## [ASSIGNMENT]
In full and unchanged, set down the entries that follow, with no images.

## [DATA TO EXAMINE]
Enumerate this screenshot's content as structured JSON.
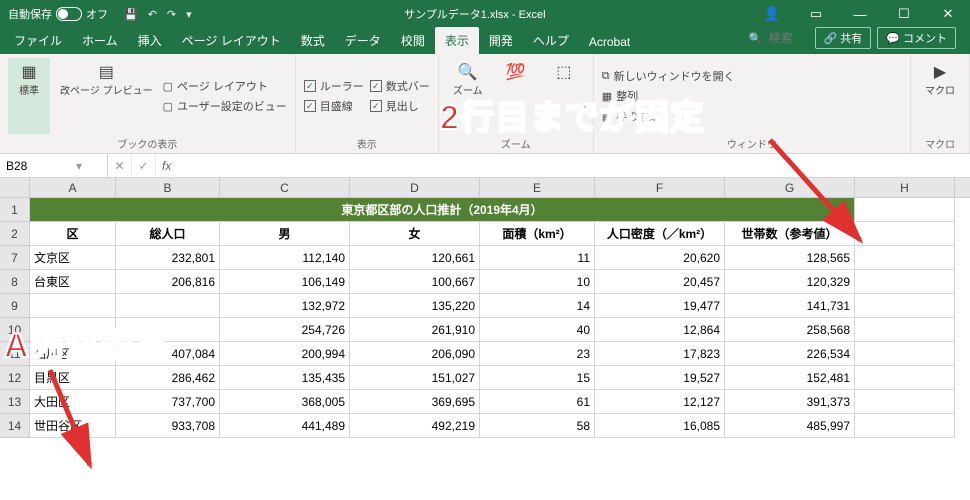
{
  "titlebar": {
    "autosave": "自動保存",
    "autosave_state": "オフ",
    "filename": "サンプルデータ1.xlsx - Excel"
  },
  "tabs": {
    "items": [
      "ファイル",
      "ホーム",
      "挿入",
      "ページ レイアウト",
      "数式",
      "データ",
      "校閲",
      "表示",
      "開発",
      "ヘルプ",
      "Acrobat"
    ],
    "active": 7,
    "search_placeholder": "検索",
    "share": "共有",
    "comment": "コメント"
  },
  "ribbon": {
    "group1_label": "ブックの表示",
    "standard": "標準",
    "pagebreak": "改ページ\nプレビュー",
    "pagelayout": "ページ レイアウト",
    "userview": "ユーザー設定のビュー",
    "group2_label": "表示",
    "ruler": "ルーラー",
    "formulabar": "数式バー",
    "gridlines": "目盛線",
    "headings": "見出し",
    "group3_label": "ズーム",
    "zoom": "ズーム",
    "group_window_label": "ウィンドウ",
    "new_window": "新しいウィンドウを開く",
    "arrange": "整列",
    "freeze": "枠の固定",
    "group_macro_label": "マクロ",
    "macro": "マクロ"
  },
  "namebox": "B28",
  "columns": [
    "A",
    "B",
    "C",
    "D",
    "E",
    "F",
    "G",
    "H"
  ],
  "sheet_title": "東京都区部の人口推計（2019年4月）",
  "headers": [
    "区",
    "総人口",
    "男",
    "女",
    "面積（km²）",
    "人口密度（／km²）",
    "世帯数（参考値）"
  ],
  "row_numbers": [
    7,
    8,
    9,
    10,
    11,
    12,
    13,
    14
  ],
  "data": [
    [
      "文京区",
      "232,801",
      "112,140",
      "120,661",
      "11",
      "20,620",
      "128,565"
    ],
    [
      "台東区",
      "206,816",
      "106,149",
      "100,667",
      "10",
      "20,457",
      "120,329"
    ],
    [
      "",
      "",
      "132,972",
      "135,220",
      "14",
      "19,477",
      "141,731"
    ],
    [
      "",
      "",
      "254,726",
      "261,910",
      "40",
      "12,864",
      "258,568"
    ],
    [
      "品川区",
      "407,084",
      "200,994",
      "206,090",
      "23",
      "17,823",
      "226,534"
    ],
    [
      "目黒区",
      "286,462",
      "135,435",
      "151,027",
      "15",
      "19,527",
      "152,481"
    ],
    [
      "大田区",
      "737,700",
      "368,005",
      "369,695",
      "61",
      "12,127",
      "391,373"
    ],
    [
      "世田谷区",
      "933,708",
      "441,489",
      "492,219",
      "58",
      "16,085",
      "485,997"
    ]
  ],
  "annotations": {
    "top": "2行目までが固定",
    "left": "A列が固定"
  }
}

## [RESULT]
Enumerate this screenshot's content as structured JSON.
{
  "titlebar": {
    "autosave": "自動保存",
    "autosave_state": "オフ",
    "filename": "サンプルデータ1.xlsx - Excel"
  },
  "tabs": {
    "items": [
      "ファイル",
      "ホーム",
      "挿入",
      "ページ レイアウト",
      "数式",
      "データ",
      "校閲",
      "表示",
      "開発",
      "ヘルプ",
      "Acrobat"
    ],
    "active": 7,
    "search_placeholder": "検索",
    "share": "共有",
    "comment": "コメント"
  },
  "ribbon": {
    "group1_label": "ブックの表示",
    "standard": "標準",
    "pagebreak": "改ページ\nプレビュー",
    "pagelayout": "ページ レイアウト",
    "userview": "ユーザー設定のビュー",
    "group2_label": "表示",
    "ruler": "ルーラー",
    "formulabar": "数式バー",
    "gridlines": "目盛線",
    "headings": "見出し",
    "group3_label": "ズーム",
    "zoom": "ズーム",
    "group_window_label": "ウィンドウ",
    "new_window": "新しいウィンドウを開く",
    "arrange": "整列",
    "freeze": "枠の固定",
    "group_macro_label": "マクロ",
    "macro": "マクロ"
  },
  "namebox": "B28",
  "columns": [
    "A",
    "B",
    "C",
    "D",
    "E",
    "F",
    "G",
    "H"
  ],
  "sheet_title": "東京都区部の人口推計（2019年4月）",
  "headers": [
    "区",
    "総人口",
    "男",
    "女",
    "面積（km²）",
    "人口密度（／km²）",
    "世帯数（参考値）"
  ],
  "row_numbers": [
    7,
    8,
    9,
    10,
    11,
    12,
    13,
    14
  ],
  "data": [
    [
      "文京区",
      "232,801",
      "112,140",
      "120,661",
      "11",
      "20,620",
      "128,565"
    ],
    [
      "台東区",
      "206,816",
      "106,149",
      "100,667",
      "10",
      "20,457",
      "120,329"
    ],
    [
      "",
      "",
      "132,972",
      "135,220",
      "14",
      "19,477",
      "141,731"
    ],
    [
      "",
      "",
      "254,726",
      "261,910",
      "40",
      "12,864",
      "258,568"
    ],
    [
      "品川区",
      "407,084",
      "200,994",
      "206,090",
      "23",
      "17,823",
      "226,534"
    ],
    [
      "目黒区",
      "286,462",
      "135,435",
      "151,027",
      "15",
      "19,527",
      "152,481"
    ],
    [
      "大田区",
      "737,700",
      "368,005",
      "369,695",
      "61",
      "12,127",
      "391,373"
    ],
    [
      "世田谷区",
      "933,708",
      "441,489",
      "492,219",
      "58",
      "16,085",
      "485,997"
    ]
  ],
  "annotations": {
    "top": "2行目までが固定",
    "left": "A列が固定"
  }
}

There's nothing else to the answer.